In the longer poems, natural imagery underlines themes and conveys states of emotion. Lamia, ‘new-born’ as a woman, is surrounded by daffodils and described in terms of ‘a young bird’s flutter’. In 'Isabella' the horror of Lorenzo’s murder is echoed by the details of the ‘dark pine roof’ of the ‘sodden turfed dell’ where it happened. In 'St Agnes' the aged, ascetic Bedesman is introduced against the ‘bitter cold’ of winter, but the lovers’ consummation takes place in a room made summer-like by its decoration of ‘fruit and flowers and bunches of knot-grass’ and by the feast that Porphyro lays out.
Throughout the collection Keats celebrates the power of the imagination to transform our lives. Fancy (meaning imagination), he tells us, can recreate the joys of spring and summer in the depths of winter:
She will bring, in spite of frost,
Beauties that the earth hath lost.
In 'Ode to a Nightingale' he plans to use ‘the viewless wings of Poesy’ to rise in spirit to the heights of joy where the nightingale sings, and in 'Grecian Urn' he goes further, claiming that the ‘unheard’ melodies played in his imagination by the urn’s musician are sweeter than real songs could be.
The collection also praises the power of poets, seen as the supreme imaginers.
‘Bards of passion and of mirth’
describes the old poets’ works as their second souls, left behind them on earth to teach and uplift mankind.
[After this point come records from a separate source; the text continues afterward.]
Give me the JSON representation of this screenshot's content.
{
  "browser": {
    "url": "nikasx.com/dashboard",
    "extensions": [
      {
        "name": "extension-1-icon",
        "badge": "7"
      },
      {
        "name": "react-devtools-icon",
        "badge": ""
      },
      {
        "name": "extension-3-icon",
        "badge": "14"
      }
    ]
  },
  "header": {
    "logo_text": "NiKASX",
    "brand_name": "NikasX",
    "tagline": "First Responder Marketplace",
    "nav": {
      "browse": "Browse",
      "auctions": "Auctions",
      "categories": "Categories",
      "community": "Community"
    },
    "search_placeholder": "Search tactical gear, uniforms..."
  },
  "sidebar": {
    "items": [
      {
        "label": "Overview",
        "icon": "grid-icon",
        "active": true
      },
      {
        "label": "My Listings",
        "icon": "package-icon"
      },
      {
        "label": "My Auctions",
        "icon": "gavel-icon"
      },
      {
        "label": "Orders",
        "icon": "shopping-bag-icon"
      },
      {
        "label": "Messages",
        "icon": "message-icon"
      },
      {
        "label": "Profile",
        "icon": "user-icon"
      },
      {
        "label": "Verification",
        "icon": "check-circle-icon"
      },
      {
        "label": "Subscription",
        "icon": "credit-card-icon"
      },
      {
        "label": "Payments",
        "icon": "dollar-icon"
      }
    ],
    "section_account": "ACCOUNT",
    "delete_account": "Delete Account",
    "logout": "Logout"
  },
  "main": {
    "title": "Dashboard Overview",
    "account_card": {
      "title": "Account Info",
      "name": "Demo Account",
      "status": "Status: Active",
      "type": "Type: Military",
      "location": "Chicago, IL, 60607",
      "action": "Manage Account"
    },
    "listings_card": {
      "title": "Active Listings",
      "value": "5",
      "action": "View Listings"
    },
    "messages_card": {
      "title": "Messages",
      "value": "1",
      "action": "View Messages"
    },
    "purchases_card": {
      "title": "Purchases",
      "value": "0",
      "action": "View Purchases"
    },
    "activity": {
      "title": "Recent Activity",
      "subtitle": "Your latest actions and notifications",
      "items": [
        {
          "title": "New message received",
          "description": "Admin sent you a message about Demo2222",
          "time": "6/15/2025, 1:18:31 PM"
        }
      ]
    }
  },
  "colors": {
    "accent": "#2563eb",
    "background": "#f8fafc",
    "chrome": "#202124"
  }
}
In 'Psyche' Keats claims some of this power for himself, saying that he will build a temple to the goddess in his own mind. But perhaps the most striking image of the supreme poet is Apollo in 'Hyperion', whose creative powers, shown through ‘blissful golden melody’, mark him instantly as the natural successor to the old gods.
Keats’s Last Book: a virtual journey is a Keats House exhibition, published in July 2020 to coincide with the 200th anniversary of the publication of Lamia, Isabella, The Eve of St. Agnes, and Other Poems.
The Keats200 bicentenary is a celebration of Keats’s life, works and legacy, beginning in December 2018 through to February 2021 and beyond. It is led by three major partners – Keats House, Hampstead, The Keats Foundation and the Keats-Shelley Memorial Association – and is open to all individuals and organisations who have an interest in Keats or poetry. The bicentenary of Keats’s most productive years as a poet, and the period when he found inspiration, friendship and love, is an exciting opportunity to (re)discover and enjoy his works as well as engage with poetry and its ongoing relevance to us all today.